In the same way, I can't bring myself to recommend opting-out of Social Security.
With investing comes risk. When you opt-out of Social Security, you exchange a fixed benefit for a variable one. Taking on investment risk for 35-years is not for the faint of heart. There are several factors that could reduce your retirement benefit if you choose to opt-out:
Being too conservatively invested – In the words of Young Jeezy, “Scared money don’t make no money.” An overly conservative portfolio can be a detriment to your long-term return potential. I’ve met too many people with retirement portfolios in cash or money market accounts to trust the average investor.
Making poor investment decisions – Although the market has averaged about 10% over the long-term, the average investor comes in at around 5%. Why? Because people make dumb decisions. They sell in fear at market lows and buy in overconfidence at market highs. Most of my job is keeping people from making dumb decisions.
Not investing enough – 74% of retirement success is based upon one thing: your savings rate. 1 in 3 Americans has less than $5,000 saved for retirement. Everyone loves to talk about investment risk, but the biggest risk is not saving enough.
Not investing soon enough – Compounded interest is no joke. Someone who starts saving at a younger age will have a much easier time saving for retirement than someone who delays. Too many people do not take retirement saving seriously until it’s too late.
In short, when you opt out of Social Security you give up one risk, government instability, for many more.
4.) Potentially Marginal Benefit
In the example above, John and his spouse would have a $3,467 monthly benefit together. Compare this with the $3,827 per month they would generate if they had invested all their tax savings instead. Is it worth the $360 extra income per month for 35 years of added risk and discipline?

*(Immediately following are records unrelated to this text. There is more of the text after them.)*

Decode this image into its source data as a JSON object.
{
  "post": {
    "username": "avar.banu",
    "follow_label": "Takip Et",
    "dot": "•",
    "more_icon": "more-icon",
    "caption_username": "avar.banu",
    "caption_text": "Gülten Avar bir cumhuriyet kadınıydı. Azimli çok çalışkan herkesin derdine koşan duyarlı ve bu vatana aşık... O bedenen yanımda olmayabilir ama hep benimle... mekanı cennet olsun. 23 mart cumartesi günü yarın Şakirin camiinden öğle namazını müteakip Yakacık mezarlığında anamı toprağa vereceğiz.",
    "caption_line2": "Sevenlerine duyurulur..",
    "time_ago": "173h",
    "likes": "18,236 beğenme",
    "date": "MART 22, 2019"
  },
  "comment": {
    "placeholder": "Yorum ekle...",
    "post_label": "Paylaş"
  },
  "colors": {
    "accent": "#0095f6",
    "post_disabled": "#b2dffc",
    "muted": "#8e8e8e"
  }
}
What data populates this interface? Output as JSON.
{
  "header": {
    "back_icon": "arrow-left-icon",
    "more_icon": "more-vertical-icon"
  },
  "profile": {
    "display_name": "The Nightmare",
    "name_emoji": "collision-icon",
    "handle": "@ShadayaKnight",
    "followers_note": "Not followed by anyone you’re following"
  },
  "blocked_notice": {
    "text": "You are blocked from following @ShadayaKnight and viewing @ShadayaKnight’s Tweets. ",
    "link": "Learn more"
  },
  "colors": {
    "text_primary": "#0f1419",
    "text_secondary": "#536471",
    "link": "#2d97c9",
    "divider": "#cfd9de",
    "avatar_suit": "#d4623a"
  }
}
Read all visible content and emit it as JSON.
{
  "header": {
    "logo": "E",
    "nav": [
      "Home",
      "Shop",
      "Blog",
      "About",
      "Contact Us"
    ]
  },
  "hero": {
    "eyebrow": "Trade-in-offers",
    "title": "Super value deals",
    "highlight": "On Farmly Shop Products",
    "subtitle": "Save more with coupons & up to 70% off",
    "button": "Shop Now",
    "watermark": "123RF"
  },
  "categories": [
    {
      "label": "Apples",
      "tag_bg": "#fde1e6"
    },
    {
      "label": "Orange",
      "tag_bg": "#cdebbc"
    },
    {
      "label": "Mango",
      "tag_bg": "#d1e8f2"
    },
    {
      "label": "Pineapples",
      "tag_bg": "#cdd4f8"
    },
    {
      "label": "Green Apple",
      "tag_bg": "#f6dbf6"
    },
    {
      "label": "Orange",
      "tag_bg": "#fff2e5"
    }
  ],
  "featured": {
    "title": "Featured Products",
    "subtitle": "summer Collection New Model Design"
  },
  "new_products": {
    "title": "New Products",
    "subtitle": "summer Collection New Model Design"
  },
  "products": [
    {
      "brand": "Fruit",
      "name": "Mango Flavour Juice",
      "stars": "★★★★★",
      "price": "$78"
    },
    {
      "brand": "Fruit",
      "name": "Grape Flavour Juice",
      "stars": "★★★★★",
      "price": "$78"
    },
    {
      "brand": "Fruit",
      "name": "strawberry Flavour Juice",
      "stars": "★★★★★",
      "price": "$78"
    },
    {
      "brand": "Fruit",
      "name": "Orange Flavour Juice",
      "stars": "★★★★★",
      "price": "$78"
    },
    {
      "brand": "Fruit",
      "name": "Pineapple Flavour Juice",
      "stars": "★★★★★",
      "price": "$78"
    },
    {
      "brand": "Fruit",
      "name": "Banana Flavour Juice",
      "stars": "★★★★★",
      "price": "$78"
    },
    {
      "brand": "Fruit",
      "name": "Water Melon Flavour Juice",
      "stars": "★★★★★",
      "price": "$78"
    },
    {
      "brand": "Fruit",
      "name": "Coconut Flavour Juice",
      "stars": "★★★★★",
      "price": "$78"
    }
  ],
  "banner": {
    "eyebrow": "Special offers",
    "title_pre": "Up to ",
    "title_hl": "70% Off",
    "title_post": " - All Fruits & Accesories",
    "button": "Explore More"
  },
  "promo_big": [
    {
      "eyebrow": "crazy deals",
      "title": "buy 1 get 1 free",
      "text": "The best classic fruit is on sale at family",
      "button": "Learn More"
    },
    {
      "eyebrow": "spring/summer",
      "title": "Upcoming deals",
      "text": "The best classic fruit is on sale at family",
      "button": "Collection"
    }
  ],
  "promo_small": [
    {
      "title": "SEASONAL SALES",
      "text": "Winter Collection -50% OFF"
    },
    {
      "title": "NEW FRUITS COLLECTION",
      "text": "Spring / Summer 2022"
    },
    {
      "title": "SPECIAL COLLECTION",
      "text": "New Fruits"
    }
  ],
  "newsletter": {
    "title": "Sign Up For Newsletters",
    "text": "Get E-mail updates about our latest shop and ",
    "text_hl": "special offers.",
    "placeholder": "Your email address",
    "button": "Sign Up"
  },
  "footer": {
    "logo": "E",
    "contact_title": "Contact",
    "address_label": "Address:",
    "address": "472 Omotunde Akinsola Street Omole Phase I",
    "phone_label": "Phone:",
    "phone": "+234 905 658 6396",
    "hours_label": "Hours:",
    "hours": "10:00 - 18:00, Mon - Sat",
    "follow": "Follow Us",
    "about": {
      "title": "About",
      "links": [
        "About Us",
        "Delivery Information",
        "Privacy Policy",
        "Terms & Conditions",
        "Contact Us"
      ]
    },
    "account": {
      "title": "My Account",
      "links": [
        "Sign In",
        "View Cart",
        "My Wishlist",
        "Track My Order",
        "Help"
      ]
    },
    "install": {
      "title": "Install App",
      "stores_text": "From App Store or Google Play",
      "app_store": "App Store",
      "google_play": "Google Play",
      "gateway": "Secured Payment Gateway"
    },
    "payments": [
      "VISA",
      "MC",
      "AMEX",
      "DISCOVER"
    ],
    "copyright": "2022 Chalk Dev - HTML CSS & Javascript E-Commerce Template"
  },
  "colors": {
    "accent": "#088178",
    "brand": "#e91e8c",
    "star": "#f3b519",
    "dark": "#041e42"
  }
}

In summary, I do not think ministers of the Gospel should opt out of Social Security. The theological and moral arguments against it are sound, the risks are many, and the financial impact can be marginal.